“Months now. All I knew when I started was that there was some family secret and I wasn’t going to rest until I knew why my great-grandfather never sent for his son. Turns out, he was too ashamed to tell anyone in the family what happened.”
“How did you find out what happened?”
“One of my cousins loves genealogy research, sent me a copy of what turned out to be my great-grandfather’s prison record. He was a model prisoner and never stole anything again, but seeing his — my — name on that prison record. . . I had to find out why he deserted his son.”
“What happens now?” Mark asked.
“My wife’s been visiting in Oakland while I’m doing more research here. I’m heading there now, taking some time to figure out what I’m going to do about what I know.”

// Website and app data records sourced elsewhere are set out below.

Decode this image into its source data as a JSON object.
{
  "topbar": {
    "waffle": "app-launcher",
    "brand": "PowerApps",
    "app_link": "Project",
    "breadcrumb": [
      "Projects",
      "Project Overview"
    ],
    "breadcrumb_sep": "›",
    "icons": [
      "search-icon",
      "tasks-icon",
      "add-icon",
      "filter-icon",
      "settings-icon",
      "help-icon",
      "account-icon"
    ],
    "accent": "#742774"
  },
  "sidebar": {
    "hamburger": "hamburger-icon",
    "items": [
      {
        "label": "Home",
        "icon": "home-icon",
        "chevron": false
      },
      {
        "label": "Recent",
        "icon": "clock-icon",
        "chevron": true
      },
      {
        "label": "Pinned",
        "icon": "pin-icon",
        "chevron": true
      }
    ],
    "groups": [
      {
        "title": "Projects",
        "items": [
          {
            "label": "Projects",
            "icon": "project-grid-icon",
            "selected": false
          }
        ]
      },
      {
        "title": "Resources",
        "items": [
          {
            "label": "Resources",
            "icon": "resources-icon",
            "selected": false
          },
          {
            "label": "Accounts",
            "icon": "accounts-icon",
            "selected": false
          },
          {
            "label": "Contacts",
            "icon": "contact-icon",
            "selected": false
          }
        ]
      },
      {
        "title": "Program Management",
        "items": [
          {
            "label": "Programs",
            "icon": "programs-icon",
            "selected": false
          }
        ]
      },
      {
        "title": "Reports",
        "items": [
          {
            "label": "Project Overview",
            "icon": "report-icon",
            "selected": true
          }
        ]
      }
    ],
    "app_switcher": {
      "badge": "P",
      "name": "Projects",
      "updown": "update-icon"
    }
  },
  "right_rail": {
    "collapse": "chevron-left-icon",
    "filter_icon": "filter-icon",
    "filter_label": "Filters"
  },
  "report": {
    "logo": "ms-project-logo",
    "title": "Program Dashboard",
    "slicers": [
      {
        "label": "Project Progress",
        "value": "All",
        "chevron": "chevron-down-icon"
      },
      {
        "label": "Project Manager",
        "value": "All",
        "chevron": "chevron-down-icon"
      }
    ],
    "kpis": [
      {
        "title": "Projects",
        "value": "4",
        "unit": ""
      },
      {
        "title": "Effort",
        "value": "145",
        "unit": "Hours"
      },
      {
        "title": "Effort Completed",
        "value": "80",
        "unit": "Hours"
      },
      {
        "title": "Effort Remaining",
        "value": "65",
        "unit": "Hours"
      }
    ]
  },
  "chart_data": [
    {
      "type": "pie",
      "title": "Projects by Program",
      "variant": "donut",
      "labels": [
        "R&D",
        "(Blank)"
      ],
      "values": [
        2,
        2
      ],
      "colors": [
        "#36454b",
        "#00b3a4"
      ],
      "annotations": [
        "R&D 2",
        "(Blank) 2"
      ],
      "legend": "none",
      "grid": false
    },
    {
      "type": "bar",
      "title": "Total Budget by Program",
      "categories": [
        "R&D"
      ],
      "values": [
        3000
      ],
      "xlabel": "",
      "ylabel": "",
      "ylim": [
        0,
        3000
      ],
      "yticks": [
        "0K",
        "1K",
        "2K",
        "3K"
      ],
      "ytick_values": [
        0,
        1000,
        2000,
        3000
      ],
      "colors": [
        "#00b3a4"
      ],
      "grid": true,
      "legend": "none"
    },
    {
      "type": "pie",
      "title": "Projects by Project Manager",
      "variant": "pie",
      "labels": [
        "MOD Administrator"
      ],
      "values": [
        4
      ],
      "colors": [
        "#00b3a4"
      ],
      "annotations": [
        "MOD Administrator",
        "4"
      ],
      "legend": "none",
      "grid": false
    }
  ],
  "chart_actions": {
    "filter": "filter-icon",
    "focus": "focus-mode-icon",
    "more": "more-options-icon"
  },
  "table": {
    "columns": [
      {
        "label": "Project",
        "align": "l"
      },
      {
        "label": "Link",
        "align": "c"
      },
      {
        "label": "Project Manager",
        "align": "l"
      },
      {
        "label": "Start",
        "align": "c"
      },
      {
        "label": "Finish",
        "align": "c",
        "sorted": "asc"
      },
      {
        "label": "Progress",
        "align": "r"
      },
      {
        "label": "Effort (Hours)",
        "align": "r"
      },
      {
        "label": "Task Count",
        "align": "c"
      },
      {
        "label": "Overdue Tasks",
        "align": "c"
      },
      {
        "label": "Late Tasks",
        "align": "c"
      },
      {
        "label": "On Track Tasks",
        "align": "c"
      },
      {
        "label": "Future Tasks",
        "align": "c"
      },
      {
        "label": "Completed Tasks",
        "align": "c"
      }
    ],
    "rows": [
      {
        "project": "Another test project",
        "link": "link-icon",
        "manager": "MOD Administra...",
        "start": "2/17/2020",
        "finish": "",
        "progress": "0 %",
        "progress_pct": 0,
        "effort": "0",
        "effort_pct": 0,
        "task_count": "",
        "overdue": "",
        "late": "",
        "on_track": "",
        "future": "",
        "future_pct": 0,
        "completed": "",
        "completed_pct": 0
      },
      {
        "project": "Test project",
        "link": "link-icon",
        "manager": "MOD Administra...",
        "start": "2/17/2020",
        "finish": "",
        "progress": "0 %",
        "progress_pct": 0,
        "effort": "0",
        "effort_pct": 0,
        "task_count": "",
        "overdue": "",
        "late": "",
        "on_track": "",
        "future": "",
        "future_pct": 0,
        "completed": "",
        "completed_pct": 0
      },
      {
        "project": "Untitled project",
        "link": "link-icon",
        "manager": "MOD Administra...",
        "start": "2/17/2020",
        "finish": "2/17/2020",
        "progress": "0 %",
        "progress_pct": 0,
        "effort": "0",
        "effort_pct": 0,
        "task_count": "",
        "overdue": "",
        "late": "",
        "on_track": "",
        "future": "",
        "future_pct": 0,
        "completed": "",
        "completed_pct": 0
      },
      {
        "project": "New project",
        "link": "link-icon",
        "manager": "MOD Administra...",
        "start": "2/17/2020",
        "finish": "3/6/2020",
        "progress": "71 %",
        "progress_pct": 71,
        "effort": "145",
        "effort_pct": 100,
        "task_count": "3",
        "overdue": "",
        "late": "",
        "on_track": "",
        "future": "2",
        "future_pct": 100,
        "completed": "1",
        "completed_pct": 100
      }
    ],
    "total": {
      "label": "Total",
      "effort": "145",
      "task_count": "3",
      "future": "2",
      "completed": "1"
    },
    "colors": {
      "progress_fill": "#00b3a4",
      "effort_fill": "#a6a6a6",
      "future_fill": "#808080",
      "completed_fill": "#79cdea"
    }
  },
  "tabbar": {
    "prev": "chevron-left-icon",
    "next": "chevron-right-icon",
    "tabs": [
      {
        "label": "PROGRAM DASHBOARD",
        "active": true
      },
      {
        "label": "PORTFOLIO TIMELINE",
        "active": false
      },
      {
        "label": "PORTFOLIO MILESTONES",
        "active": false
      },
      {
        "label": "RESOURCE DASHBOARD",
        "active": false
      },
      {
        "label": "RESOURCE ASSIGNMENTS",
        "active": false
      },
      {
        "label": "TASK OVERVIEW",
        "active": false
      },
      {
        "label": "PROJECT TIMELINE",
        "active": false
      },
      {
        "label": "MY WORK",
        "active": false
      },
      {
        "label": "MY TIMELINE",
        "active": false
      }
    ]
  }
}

“Is there something to do about it?” Jonathan asked.
Scratching his head, Jake asked, “What do you mean?”
“Maybe it’s just something that happened in the past? Is someone trying to blackmail you over this?”
“No,” Jake answered slowly. “Maybe it’s just the ex-policeman asking too many questions, but I found that, if you’re asking a lot of questions, it’s a good idea to look for answers.”
“We’ll take you to Oakland,” Mark offered, then hesitated. “I’ve been meaning to get back there myself, and now’s as good a time as any.”
When Mark turned the key in the ignition this time, it started right up.
After their return to Oakland, Jake realized that there really was nothing to do about his great-grandfather’s prison record except to go back to his new hometown and help youngsters to stay on the “right” side of the law.
Jonathan and Mark left for other assignments after a long visit with Mark’s family. And Joe continued his adventures both on the Ponderosa and away from home. But that’s another story.